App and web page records
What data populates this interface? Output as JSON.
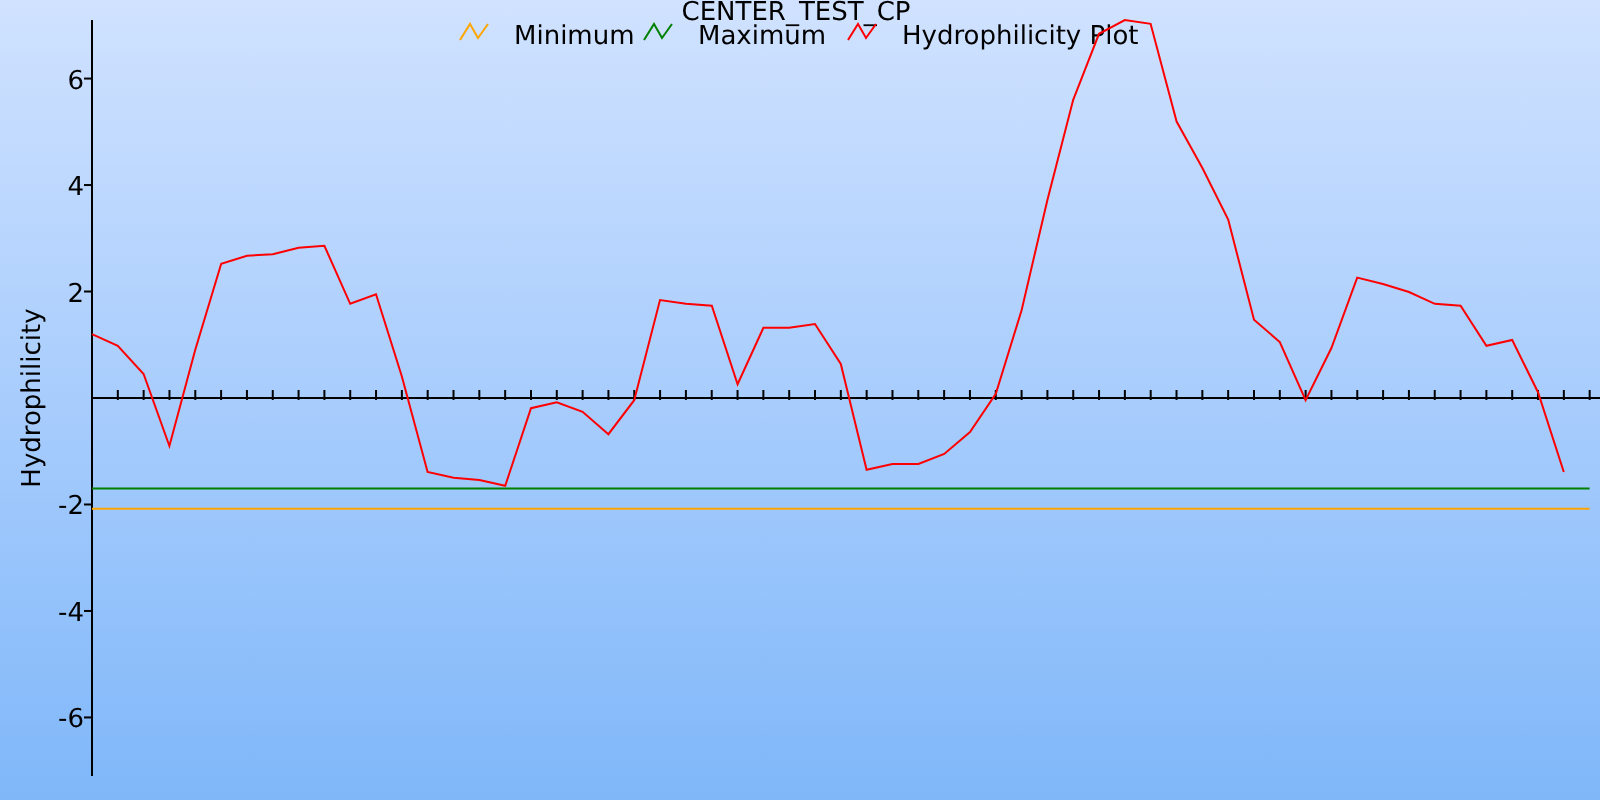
{
  "chart_data": {
    "type": "line",
    "title": "CENTER_TEST_CP",
    "ylabel": "Hydrophilicity",
    "legend": "top",
    "ylim": [
      -7.1,
      7.1
    ],
    "yticks": [
      -6,
      -4,
      -2,
      2,
      4,
      6
    ],
    "categories": [
      null,
      null,
      null,
      null,
      null,
      null,
      null,
      null,
      null,
      null,
      null,
      null,
      null,
      null,
      null,
      null,
      null,
      null,
      null,
      null,
      null,
      null,
      null,
      null,
      null,
      null,
      null,
      null,
      null,
      null,
      null,
      null,
      null,
      null,
      null,
      null,
      null,
      null,
      null,
      null,
      null,
      null,
      null,
      null,
      null,
      null,
      null,
      null,
      null,
      null,
      null,
      null,
      null,
      null,
      null,
      null,
      null,
      null,
      null
    ],
    "series": [
      {
        "name": "Minimum",
        "color": "#ffa500",
        "values": [
          -2.08,
          -2.08,
          -2.08,
          -2.08,
          -2.08,
          -2.08,
          -2.08,
          -2.08,
          -2.08,
          -2.08,
          -2.08,
          -2.08,
          -2.08,
          -2.08,
          -2.08,
          -2.08,
          -2.08,
          -2.08,
          -2.08,
          -2.08,
          -2.08,
          -2.08,
          -2.08,
          -2.08,
          -2.08,
          -2.08,
          -2.08,
          -2.08,
          -2.08,
          -2.08,
          -2.08,
          -2.08,
          -2.08,
          -2.08,
          -2.08,
          -2.08,
          -2.08,
          -2.08,
          -2.08,
          -2.08,
          -2.08,
          -2.08,
          -2.08,
          -2.08,
          -2.08,
          -2.08,
          -2.08,
          -2.08,
          -2.08,
          -2.08,
          -2.08,
          -2.08,
          -2.08,
          -2.08,
          -2.08,
          -2.08,
          -2.08,
          -2.08,
          -2.08
        ]
      },
      {
        "name": "Maximum",
        "color": "#008000",
        "values": [
          -1.7,
          -1.7,
          -1.7,
          -1.7,
          -1.7,
          -1.7,
          -1.7,
          -1.7,
          -1.7,
          -1.7,
          -1.7,
          -1.7,
          -1.7,
          -1.7,
          -1.7,
          -1.7,
          -1.7,
          -1.7,
          -1.7,
          -1.7,
          -1.7,
          -1.7,
          -1.7,
          -1.7,
          -1.7,
          -1.7,
          -1.7,
          -1.7,
          -1.7,
          -1.7,
          -1.7,
          -1.7,
          -1.7,
          -1.7,
          -1.7,
          -1.7,
          -1.7,
          -1.7,
          -1.7,
          -1.7,
          -1.7,
          -1.7,
          -1.7,
          -1.7,
          -1.7,
          -1.7,
          -1.7,
          -1.7,
          -1.7,
          -1.7,
          -1.7,
          -1.7,
          -1.7,
          -1.7,
          -1.7,
          -1.7,
          -1.7,
          -1.7,
          -1.7
        ]
      },
      {
        "name": "Hydrophilicity Plot",
        "color": "#ff0000",
        "values": [
          1.2,
          0.98,
          0.45,
          -0.9,
          0.9,
          2.52,
          2.67,
          2.7,
          2.82,
          2.86,
          1.77,
          1.95,
          0.41,
          -1.39,
          -1.5,
          -1.54,
          -1.65,
          -0.19,
          -0.08,
          -0.26,
          -0.68,
          -0.04,
          1.84,
          1.77,
          1.73,
          0.26,
          1.32,
          1.32,
          1.39,
          0.64,
          -1.35,
          -1.24,
          -1.24,
          -1.05,
          -0.64,
          0.08,
          1.65,
          3.72,
          5.6,
          6.84,
          7.1,
          7.03,
          5.19,
          4.32,
          3.35,
          1.47,
          1.05,
          -0.04,
          0.94,
          2.26,
          2.14,
          1.99,
          1.77,
          1.73,
          0.98,
          1.09,
          0.11,
          -1.39,
          null
        ]
      }
    ]
  }
}
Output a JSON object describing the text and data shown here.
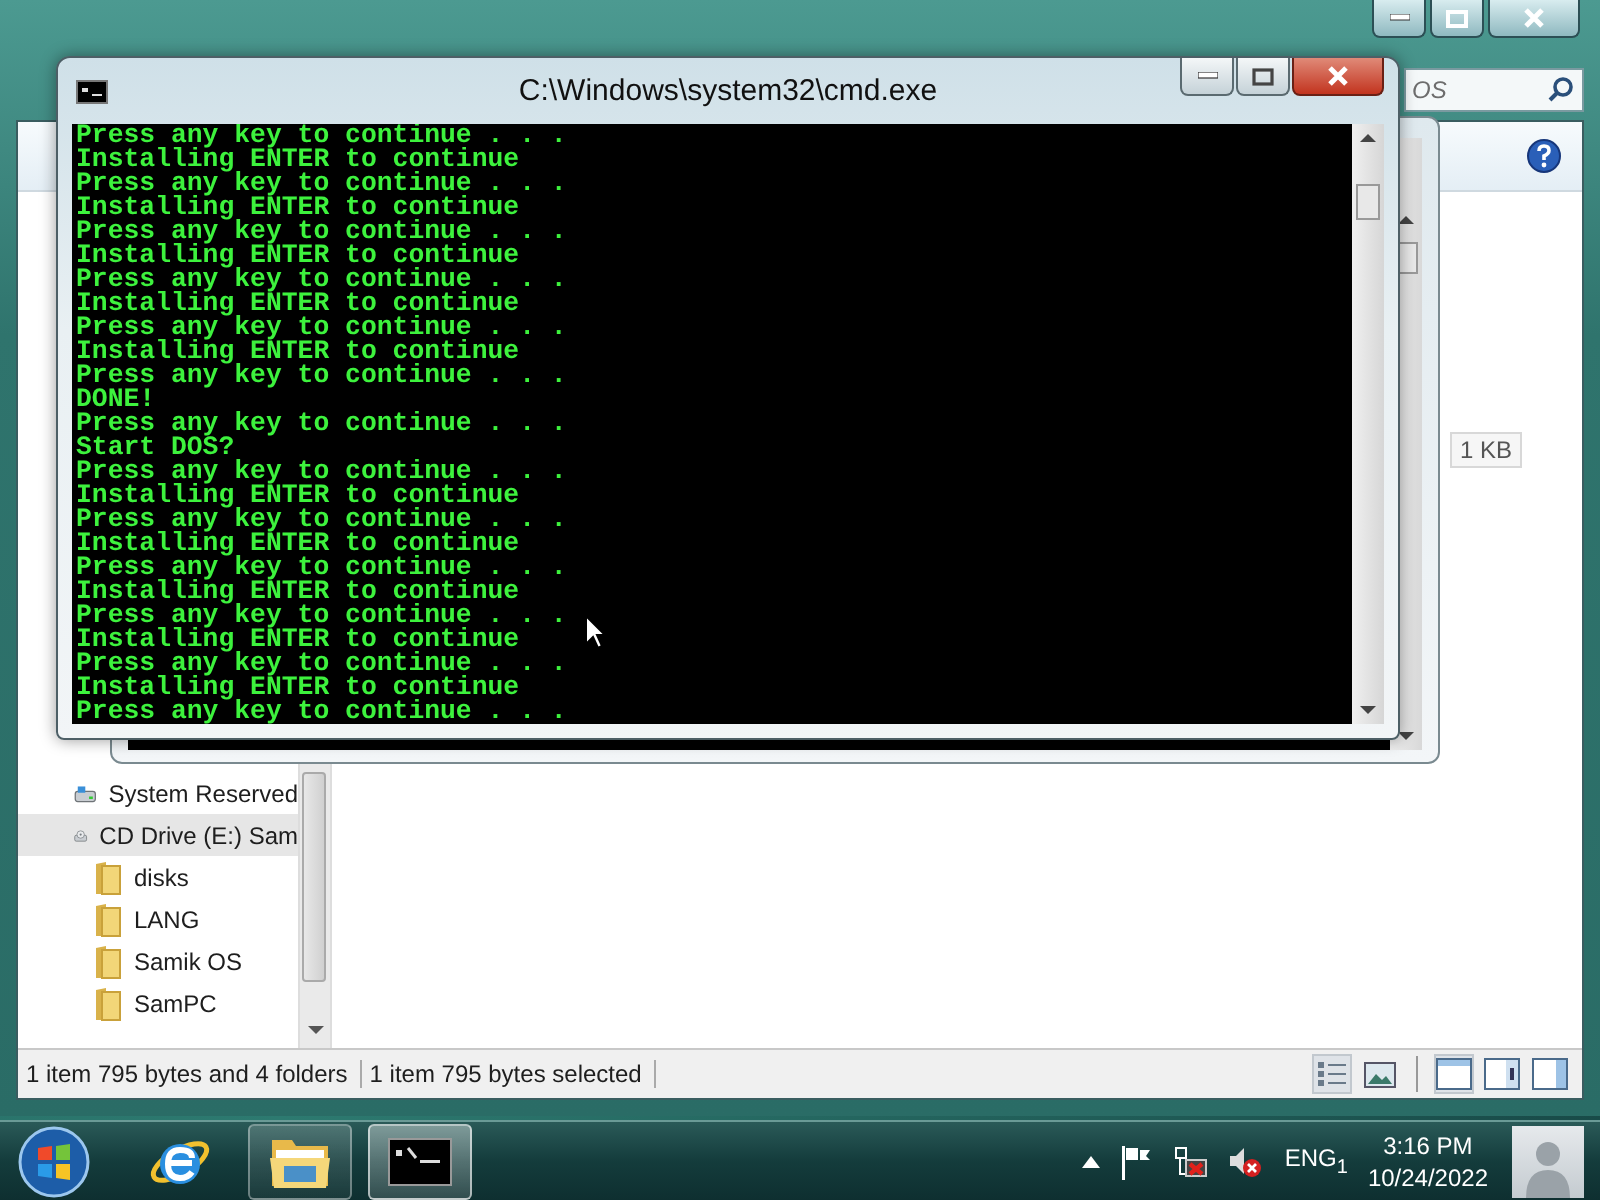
{
  "explorer": {
    "search": {
      "placeholder": "OS"
    },
    "nav_items": [
      {
        "label": "System Reserved",
        "kind": "drive",
        "selected": false
      },
      {
        "label": "CD Drive (E:) Sam",
        "kind": "cd",
        "selected": true
      },
      {
        "label": "disks",
        "kind": "folder",
        "selected": false
      },
      {
        "label": "LANG",
        "kind": "folder",
        "selected": false
      },
      {
        "label": "Samik OS",
        "kind": "folder",
        "selected": false
      },
      {
        "label": "SamPC",
        "kind": "folder",
        "selected": false
      }
    ],
    "size_cell": "1 KB",
    "status_bar": [
      "1 item 795 bytes and 4 folders",
      "1 item 795 bytes selected"
    ]
  },
  "cmd": {
    "title": "C:\\Windows\\system32\\cmd.exe",
    "lines": [
      "Press any key to continue . . .",
      "Installing ENTER to continue",
      "Press any key to continue . . .",
      "Installing ENTER to continue",
      "Press any key to continue . . .",
      "Installing ENTER to continue",
      "Press any key to continue . . .",
      "Installing ENTER to continue",
      "Press any key to continue . . .",
      "Installing ENTER to continue",
      "Press any key to continue . . .",
      "DONE!",
      "Press any key to continue . . .",
      "Start DOS?",
      "Press any key to continue . . .",
      "Installing ENTER to continue",
      "Press any key to continue . . .",
      "Installing ENTER to continue",
      "Press any key to continue . . .",
      "Installing ENTER to continue",
      "Press any key to continue . . .",
      "Installing ENTER to continue",
      "Press any key to continue . . .",
      "Installing ENTER to continue",
      "Press any key to continue . . ."
    ]
  },
  "taskbar": {
    "apps": [
      {
        "kind": "ie",
        "open": false,
        "active": false
      },
      {
        "kind": "explorer",
        "open": true,
        "active": false
      },
      {
        "kind": "cmd",
        "open": true,
        "active": true
      }
    ],
    "language": "ENG$_{1}$",
    "time": "3:16 PM",
    "date": "10/24/2022"
  }
}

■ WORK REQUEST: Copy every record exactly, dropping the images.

■ RESULT FOR THIS TASK:
What data populates this interface? Output as JSON.
{
  "chart_data": {
    "type": "line",
    "title": "CENTER_TEST_CP",
    "ylabel": "Hydrophilicity",
    "legend": "top",
    "ylim": [
      -7.1,
      7.1
    ],
    "yticks": [
      -6,
      -4,
      -2,
      2,
      4,
      6
    ],
    "categories": [
      null,
      null,
      null,
      null,
      null,
      null,
      null,
      null,
      null,
      null,
      null,
      null,
      null,
      null,
      null,
      null,
      null,
      null,
      null,
      null,
      null,
      null,
      null,
      null,
      null,
      null,
      null,
      null,
      null,
      null,
      null,
      null,
      null,
      null,
      null,
      null,
      null,
      null,
      null,
      null,
      null,
      null,
      null,
      null,
      null,
      null,
      null,
      null,
      null,
      null,
      null,
      null,
      null,
      null,
      null,
      null,
      null,
      null,
      null
    ],
    "series": [
      {
        "name": "Minimum",
        "color": "#ffa500",
        "values": [
          -2.08,
          -2.08,
          -2.08,
          -2.08,
          -2.08,
          -2.08,
          -2.08,
          -2.08,
          -2.08,
          -2.08,
          -2.08,
          -2.08,
          -2.08,
          -2.08,
          -2.08,
          -2.08,
          -2.08,
          -2.08,
          -2.08,
          -2.08,
          -2.08,
          -2.08,
          -2.08,
          -2.08,
          -2.08,
          -2.08,
          -2.08,
          -2.08,
          -2.08,
          -2.08,
          -2.08,
          -2.08,
          -2.08,
          -2.08,
          -2.08,
          -2.08,
          -2.08,
          -2.08,
          -2.08,
          -2.08,
          -2.08,
          -2.08,
          -2.08,
          -2.08,
          -2.08,
          -2.08,
          -2.08,
          -2.08,
          -2.08,
          -2.08,
          -2.08,
          -2.08,
          -2.08,
          -2.08,
          -2.08,
          -2.08,
          -2.08,
          -2.08,
          -2.08
        ]
      },
      {
        "name": "Maximum",
        "color": "#008000",
        "values": [
          -1.7,
          -1.7,
          -1.7,
          -1.7,
          -1.7,
          -1.7,
          -1.7,
          -1.7,
          -1.7,
          -1.7,
          -1.7,
          -1.7,
          -1.7,
          -1.7,
          -1.7,
          -1.7,
          -1.7,
          -1.7,
          -1.7,
          -1.7,
          -1.7,
          -1.7,
          -1.7,
          -1.7,
          -1.7,
          -1.7,
          -1.7,
          -1.7,
          -1.7,
          -1.7,
          -1.7,
          -1.7,
          -1.7,
          -1.7,
          -1.7,
          -1.7,
          -1.7,
          -1.7,
          -1.7,
          -1.7,
          -1.7,
          -1.7,
          -1.7,
          -1.7,
          -1.7,
          -1.7,
          -1.7,
          -1.7,
          -1.7,
          -1.7,
          -1.7,
          -1.7,
          -1.7,
          -1.7,
          -1.7,
          -1.7,
          -1.7,
          -1.7,
          -1.7
        ]
      },
      {
        "name": "Hydrophilicity Plot",
        "color": "#ff0000",
        "values": [
          1.2,
          0.98,
          0.45,
          -0.9,
          0.9,
          2.52,
          2.67,
          2.7,
          2.82,
          2.86,
          1.77,
          1.95,
          0.41,
          -1.39,
          -1.5,
          -1.54,
          -1.65,
          -0.19,
          -0.08,
          -0.26,
          -0.68,
          -0.04,
          1.84,
          1.77,
          1.73,
          0.26,
          1.32,
          1.32,
          1.39,
          0.64,
          -1.35,
          -1.24,
          -1.24,
          -1.05,
          -0.64,
          0.08,
          1.65,
          3.72,
          5.6,
          6.84,
          7.1,
          7.03,
          5.19,
          4.32,
          3.35,
          1.47,
          1.05,
          -0.04,
          0.94,
          2.26,
          2.14,
          1.99,
          1.77,
          1.73,
          0.98,
          1.09,
          0.11,
          -1.39,
          null
        ]
      }
    ]
  }
}
Output a JSON object describing the text and data shown here.
{
  "explorer": {
    "search": {
      "placeholder": "OS"
    },
    "nav_items": [
      {
        "label": "System Reserved",
        "kind": "drive",
        "selected": false
      },
      {
        "label": "CD Drive (E:) Sam",
        "kind": "cd",
        "selected": true
      },
      {
        "label": "disks",
        "kind": "folder",
        "selected": false
      },
      {
        "label": "LANG",
        "kind": "folder",
        "selected": false
      },
      {
        "label": "Samik OS",
        "kind": "folder",
        "selected": false
      },
      {
        "label": "SamPC",
        "kind": "folder",
        "selected": false
      }
    ],
    "size_cell": "1 KB",
    "status_bar": [
      "1 item 795 bytes and 4 folders",
      "1 item 795 bytes selected"
    ]
  },
  "cmd": {
    "title": "C:\\Windows\\system32\\cmd.exe",
    "lines": [
      "Press any key to continue . . .",
      "Installing ENTER to continue",
      "Press any key to continue . . .",
      "Installing ENTER to continue",
      "Press any key to continue . . .",
      "Installing ENTER to continue",
      "Press any key to continue . . .",
      "Installing ENTER to continue",
      "Press any key to continue . . .",
      "Installing ENTER to continue",
      "Press any key to continue . . .",
      "DONE!",
      "Press any key to continue . . .",
      "Start DOS?",
      "Press any key to continue . . .",
      "Installing ENTER to continue",
      "Press any key to continue . . .",
      "Installing ENTER to continue",
      "Press any key to continue . . .",
      "Installing ENTER to continue",
      "Press any key to continue . . .",
      "Installing ENTER to continue",
      "Press any key to continue . . .",
      "Installing ENTER to continue",
      "Press any key to continue . . ."
    ]
  },
  "taskbar": {
    "apps": [
      {
        "kind": "ie",
        "open": false,
        "active": false
      },
      {
        "kind": "explorer",
        "open": true,
        "active": false
      },
      {
        "kind": "cmd",
        "open": true,
        "active": true
      }
    ],
    "language": "ENG$_{1}$",
    "time": "3:16 PM",
    "date": "10/24/2022"
  }
}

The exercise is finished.